Iraq passes resolution to expel foreign troops


Midd le East Desk Report
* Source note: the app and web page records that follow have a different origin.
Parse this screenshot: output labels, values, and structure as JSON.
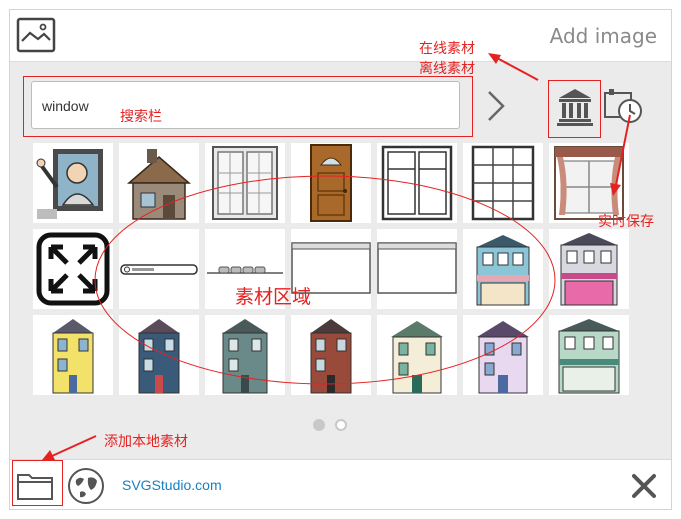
{
  "dialog": {
    "title": "Add image",
    "header_icon": "image-icon"
  },
  "search": {
    "value": "window",
    "next_icon": "chevron-right-icon",
    "library_icon": "library-icon",
    "history_icon": "history-clock-icon"
  },
  "library": {
    "tiles": [
      {
        "name": "man-in-window"
      },
      {
        "name": "cottage-window"
      },
      {
        "name": "white-double-window"
      },
      {
        "name": "wooden-door"
      },
      {
        "name": "french-window"
      },
      {
        "name": "sash-window"
      },
      {
        "name": "curtain-window"
      },
      {
        "name": "fullscreen-arrows"
      },
      {
        "name": "search-bar-widget"
      },
      {
        "name": "breadcrumb-widget"
      },
      {
        "name": "browser-window-frame"
      },
      {
        "name": "browser-window-frame-2"
      },
      {
        "name": "blue-shop-house"
      },
      {
        "name": "pink-shop-house"
      },
      {
        "name": "yellow-townhouse"
      },
      {
        "name": "cream-townhouse"
      },
      {
        "name": "teal-townhouse"
      },
      {
        "name": "red-brick-townhouse"
      },
      {
        "name": "green-trim-townhouse"
      },
      {
        "name": "lilac-townhouse"
      },
      {
        "name": "green-shop-house"
      }
    ],
    "pages": 2,
    "current_page": 1
  },
  "footer": {
    "folder_icon": "folder-icon",
    "globe_icon": "globe-icon",
    "brand": "SVGStudio.com",
    "close_icon": "close-icon"
  },
  "annotations": {
    "online_offline_line1": "在线素材",
    "online_offline_line2": "离线素材",
    "search_bar": "搜索栏",
    "autosave": "实时保存",
    "material_area": "素材区域",
    "add_local": "添加本地素材"
  },
  "colors": {
    "frame_bg": "#ebebeb",
    "annotation": "#e52222",
    "link": "#1a7ec2",
    "icon": "#555555"
  }
}
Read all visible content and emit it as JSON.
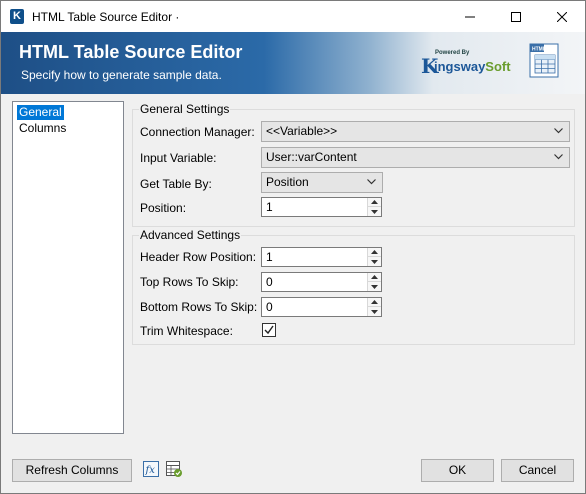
{
  "window": {
    "title": "HTML Table Source Editor ·",
    "app_icon_letter": "K"
  },
  "banner": {
    "title": "HTML Table Source Editor",
    "subtitle": "Specify how to generate sample data.",
    "logo": {
      "powered_by": "Powered By",
      "brand_initial": "K",
      "brand_mid": "ingsway",
      "brand_end": "Soft"
    },
    "html_icon_label": "HTML"
  },
  "nav": {
    "items": [
      {
        "label": "General",
        "selected": true
      },
      {
        "label": "Columns",
        "selected": false
      }
    ]
  },
  "general_settings": {
    "title": "General Settings",
    "connection_manager": {
      "label": "Connection Manager:",
      "value": "<<Variable>>"
    },
    "input_variable": {
      "label": "Input Variable:",
      "value": "User::varContent"
    },
    "get_table_by": {
      "label": "Get Table By:",
      "value": "Position"
    },
    "position": {
      "label": "Position:",
      "value": "1"
    }
  },
  "advanced_settings": {
    "title": "Advanced Settings",
    "header_row_position": {
      "label": "Header Row Position:",
      "value": "1"
    },
    "top_rows_to_skip": {
      "label": "Top Rows To Skip:",
      "value": "0"
    },
    "bottom_rows_to_skip": {
      "label": "Bottom Rows To Skip:",
      "value": "0"
    },
    "trim_whitespace": {
      "label": "Trim Whitespace:",
      "checked": true
    }
  },
  "footer": {
    "refresh_label": "Refresh Columns",
    "ok_label": "OK",
    "cancel_label": "Cancel",
    "fx_icon_text": "fx"
  },
  "colors": {
    "selection": "#0078d7",
    "banner_dark": "#1e4f86",
    "brand_blue": "#1c5798",
    "brand_green": "#6a9d2e"
  }
}
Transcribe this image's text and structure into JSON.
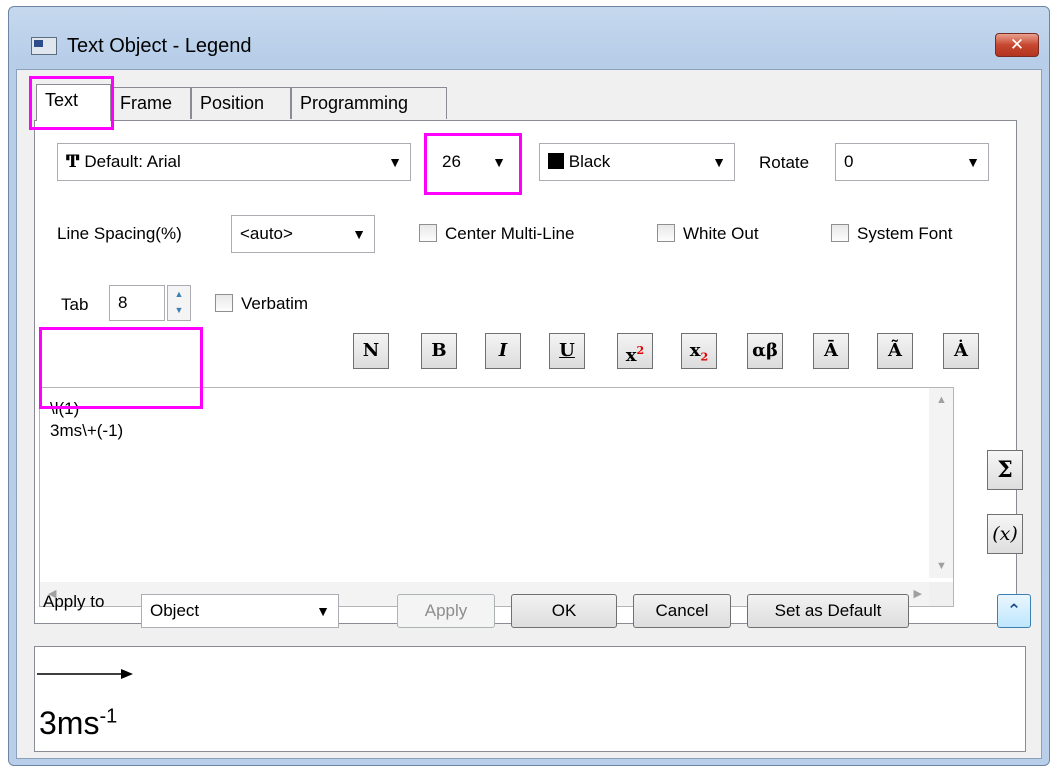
{
  "window": {
    "title": "Text Object - Legend",
    "close": "✕"
  },
  "tabs": [
    {
      "label": "Text"
    },
    {
      "label": "Frame"
    },
    {
      "label": "Position"
    },
    {
      "label": "Programming"
    }
  ],
  "font": {
    "icon": "Ͳ",
    "label": "Default: Arial"
  },
  "size": {
    "value": "26"
  },
  "color": {
    "label": "Black",
    "swatch": "#000000"
  },
  "rotate": {
    "label": "Rotate",
    "value": "0"
  },
  "line_spacing": {
    "label": "Line Spacing(%)",
    "value": "<auto>"
  },
  "checks": {
    "center": "Center Multi-Line",
    "white_out": "White Out",
    "system_font": "System Font",
    "verbatim": "Verbatim"
  },
  "tab_setting": {
    "label": "Tab",
    "value": "8"
  },
  "format_buttons": [
    {
      "name": "normal-button",
      "glyph": "N"
    },
    {
      "name": "bold-button",
      "glyph": "B"
    },
    {
      "name": "italic-button",
      "glyph": "I"
    },
    {
      "name": "underline-button",
      "glyph": "U"
    },
    {
      "name": "superscript-button",
      "glyph": "x",
      "sub": "2"
    },
    {
      "name": "subscript-button",
      "glyph": "x",
      "sub": "2"
    },
    {
      "name": "greek-button",
      "glyph": "αβ"
    },
    {
      "name": "overbar-button",
      "glyph": "Ā"
    },
    {
      "name": "tilde-button",
      "glyph": "Ã"
    },
    {
      "name": "dot-button",
      "glyph": "Ȧ"
    }
  ],
  "editor": {
    "text": "\\l(1)\n3ms\\+(-1)"
  },
  "side_buttons": {
    "sigma": "Σ",
    "function": "(x)"
  },
  "apply_to": {
    "label": "Apply to",
    "value": "Object"
  },
  "buttons": {
    "apply": "Apply",
    "ok": "OK",
    "cancel": "Cancel",
    "default": "Set as Default",
    "collapse": "⌃"
  },
  "preview": {
    "text": "3ms",
    "sup": "-1"
  }
}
BAGHDAD: Iraq’s parliament passed on Sunday a resolution telling the government to end the presence of foreign troops in Iraq and ensure they not use its land, air, and waters for any reason. The development comes in the backdrop of a US precision drone strike on Friday that killed Iran’s Major General Qasem Soleimani and Abu Mahdi al-Muhandis, deputy head of Iraq’s Hashed al-Shaabi. “The government commits to revoke its request for assistance from the international coalition fighting Islamic State due to the end of military operations in Iraq and the achievement of victory,” the resolution read. “The Iraqi government must work to end the presence of any foreign troops on Iraqi soil and prohibit them from using its land, airspace or water for any reason.” Parliament resolutions, unlike laws, are non-binding to the government, but Iraqi Prime Minister Adel Abdul Mahdi had earlier called on parliament to end foreign troop presence. The move also follows an aerial attack on Saturday in the Green Zone on the Iraqi capital. Missiles slammed into the Baghdad enclave where the US embassy is located and an airbase north of the capital housing American troops, prompting US President Donald Trump to threaten strikes on 52 sites in Iran. The near-simultaneous attacks seemed to be the first phase of promised retaliation for the US airstrike. While no one claimed Saturday’s attacks, a hardline pro-Iran faction in the Hashed, a network of Shia-majority armed groups incorporated into the state, urged Iraqis to move away from US forces. Iraq’s Parliament called for the expulsion of U.S. troops from the country Sunday in reaction to the American drone attack that killed a top Iranian general. Lawmakers approved a resolution asking the Iraqi government to end the agreement under which Washington sent forces to Iraq more than four years ago to help in the fight against the Islamic State group. A pullout of the estimated 5,200 U.S. troops could cripple the fight against ISIS and allow its resurgence. The majority of about 180 legislators present in Parliament voted in favor of the resolution. It was backed by most Shiite members of parliament, who hold a majority of seats. Many Sunni and Kurdish legislators did not show up for the session, apparently because they oppose abolishing the deal. The vote came two days after a U.S. airstrike killed Iranian Gen. Qassem Soleimani at the Baghdad airport, dramatically increasing regional tensions and raising fears of war. Iran has vowed revenge. Meanwhile. amid Iran’s threats of vengeance, the U.S.-led military coalition in Iraq announced Sunday it is putting the fight against Islamic State militants on hold to focus on protecting its troops and bases. The coalition said it is suspending the training of Iraqi forces and other operations in support of the fight against ISIS.